It used to be the case that I never cared much for what was eaten during a holiday. Oh, sure, I liked candy and egg nog and pumpkin pie and stuff like that. But as long as there was food to be consumed, I was fine. The particular dishes were not really that important. It makes sense since I come from a family who really didn't even care about turkey on Thanksgiving.
Since meeting Archie, though, I have become wedded to specific foods to celebrate the holidays. He DOES like turkey for Thanksgiving (but I really, really don't), so we compromised -- we switch off between turkey one year and ham the next. Well, I guess I should say we used to do this -- for the past two years we've gone to Phoenix and celebrated the holiday with Archie's dad and that side of the family. Which is great because we don't have any of the work and we also get to go and eat at some of our favorite places in the world for an entire week. Even though we're not cooking, we're still eating.
For New Year's Day, my family did have the traditional meal of pork and sauerkraut. When we were poor, we had pork chops and when we were flush we had a loin or roast.
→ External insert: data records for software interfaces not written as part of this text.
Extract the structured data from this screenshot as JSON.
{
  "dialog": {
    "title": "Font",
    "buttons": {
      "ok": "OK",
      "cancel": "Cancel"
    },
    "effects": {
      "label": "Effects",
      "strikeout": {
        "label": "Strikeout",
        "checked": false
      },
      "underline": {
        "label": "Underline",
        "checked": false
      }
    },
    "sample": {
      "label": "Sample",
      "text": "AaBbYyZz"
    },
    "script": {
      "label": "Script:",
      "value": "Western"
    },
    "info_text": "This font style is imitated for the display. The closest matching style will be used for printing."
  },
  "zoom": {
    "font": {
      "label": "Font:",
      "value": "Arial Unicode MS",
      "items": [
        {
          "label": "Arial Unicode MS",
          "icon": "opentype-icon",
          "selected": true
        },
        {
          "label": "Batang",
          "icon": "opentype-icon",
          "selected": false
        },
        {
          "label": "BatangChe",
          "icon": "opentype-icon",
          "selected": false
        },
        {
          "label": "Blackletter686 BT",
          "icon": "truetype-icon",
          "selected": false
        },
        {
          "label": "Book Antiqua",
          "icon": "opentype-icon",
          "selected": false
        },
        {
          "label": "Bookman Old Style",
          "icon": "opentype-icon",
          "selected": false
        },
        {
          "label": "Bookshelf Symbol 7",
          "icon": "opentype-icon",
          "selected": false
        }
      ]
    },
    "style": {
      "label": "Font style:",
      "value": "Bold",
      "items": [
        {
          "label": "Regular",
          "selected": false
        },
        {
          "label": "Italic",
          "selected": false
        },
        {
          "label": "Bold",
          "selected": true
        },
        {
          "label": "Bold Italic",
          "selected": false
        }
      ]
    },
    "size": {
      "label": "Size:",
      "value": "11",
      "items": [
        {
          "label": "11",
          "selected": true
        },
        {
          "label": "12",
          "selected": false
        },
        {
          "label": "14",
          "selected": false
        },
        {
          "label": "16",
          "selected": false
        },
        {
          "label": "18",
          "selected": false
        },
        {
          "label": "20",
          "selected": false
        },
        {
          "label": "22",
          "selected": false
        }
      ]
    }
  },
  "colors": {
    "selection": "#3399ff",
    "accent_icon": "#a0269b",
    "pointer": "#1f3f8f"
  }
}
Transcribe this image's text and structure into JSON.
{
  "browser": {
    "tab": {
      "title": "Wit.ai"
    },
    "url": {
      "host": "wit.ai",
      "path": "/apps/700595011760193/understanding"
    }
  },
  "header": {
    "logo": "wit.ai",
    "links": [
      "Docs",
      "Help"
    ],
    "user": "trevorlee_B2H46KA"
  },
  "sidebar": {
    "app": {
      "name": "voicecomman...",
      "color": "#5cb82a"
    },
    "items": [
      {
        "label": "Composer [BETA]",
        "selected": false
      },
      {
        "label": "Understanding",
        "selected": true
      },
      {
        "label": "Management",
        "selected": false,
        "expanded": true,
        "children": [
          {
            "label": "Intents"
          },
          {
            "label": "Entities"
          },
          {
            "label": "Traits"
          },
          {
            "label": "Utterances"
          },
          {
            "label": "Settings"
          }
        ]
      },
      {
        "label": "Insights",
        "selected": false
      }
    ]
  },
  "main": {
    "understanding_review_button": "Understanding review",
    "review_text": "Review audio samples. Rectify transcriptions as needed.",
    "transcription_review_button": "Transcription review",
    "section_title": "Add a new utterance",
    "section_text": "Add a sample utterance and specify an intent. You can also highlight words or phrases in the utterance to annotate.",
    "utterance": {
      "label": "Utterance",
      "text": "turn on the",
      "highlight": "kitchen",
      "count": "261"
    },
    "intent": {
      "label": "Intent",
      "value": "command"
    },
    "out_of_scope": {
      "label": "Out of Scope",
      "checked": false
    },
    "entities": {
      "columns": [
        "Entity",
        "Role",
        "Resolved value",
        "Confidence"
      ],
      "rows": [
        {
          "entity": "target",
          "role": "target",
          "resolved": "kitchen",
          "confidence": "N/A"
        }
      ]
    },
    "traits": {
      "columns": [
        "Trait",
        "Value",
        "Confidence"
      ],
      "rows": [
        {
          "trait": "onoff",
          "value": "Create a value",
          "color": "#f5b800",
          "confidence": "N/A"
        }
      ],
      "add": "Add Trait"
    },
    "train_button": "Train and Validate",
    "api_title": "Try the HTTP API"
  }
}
I have even started to like sauerkraut.
But every other holiday pales when compared to the food of Christmas. There is the fact that Archie misses Arizona Mexican food. California Mexican is just not the same. We've tried to make a Mexican feast on Christmas Eve with a cheese crisp and enchiladas (how I wish I could make tamales!) and rice and beans. And it was almost more work than the big event meal the next day. So last year we went to a little local Mexican place and lo, it was good. And there was no cleanup. And I could have tamales and we can make a cheese crisp at home, if necessary.
Christmas Day is always, always prime rib, broccoli with Hollandaise, Yorkshire pudding, mashed taters and gravy (which Archie has added from his family's tradition because a holiday requires lots of starches and also, we have a child who loves her some potatoes), and pies. One of the best parts of this meal is that Archie makes almost all of it. All I do is mix up the Yorkshire pudding and then put it in the oven once the beast comes out to rest. (That is also when I sneak as many bits of the crispy fat off the prime rib as possible.) It is delicious and that hunk of meat costs the world, but who freaking cares? (Well, I do, a little. Until I actually get to eat it and then I don't care quite so much.)
The only hitch we've ever encountered with Christmas dinner was years ago when Archie decided to change it up and do a pepper rub on the meat. Kind of an au poivre prime rib, if you will. It sounded like a grand idea and all kind of fancy-like. And, of course, we were having lots of guests and so we had to drop even more cash on a bigger hunk of cow flesh.
And Archie used quite a bit of pepper on that thing. In fact, too much pepper. The meat was cooked perfectly, but that rub was extremely ridiculous. Everyone started to sneeze as they ate. Oh, we still ate because under the pepper was delicious, delectable, divine (and divinely expensive) prime rib. But the sneezing kind of dimmed the fabulousness a teensy bit.
So, now there is a ban on rubs and Archie just seasons everything normally and we stuff ourselves and then loll about until we have a little room to stuff ourselves again with pie. Although I wouldn't mind a cake, myself.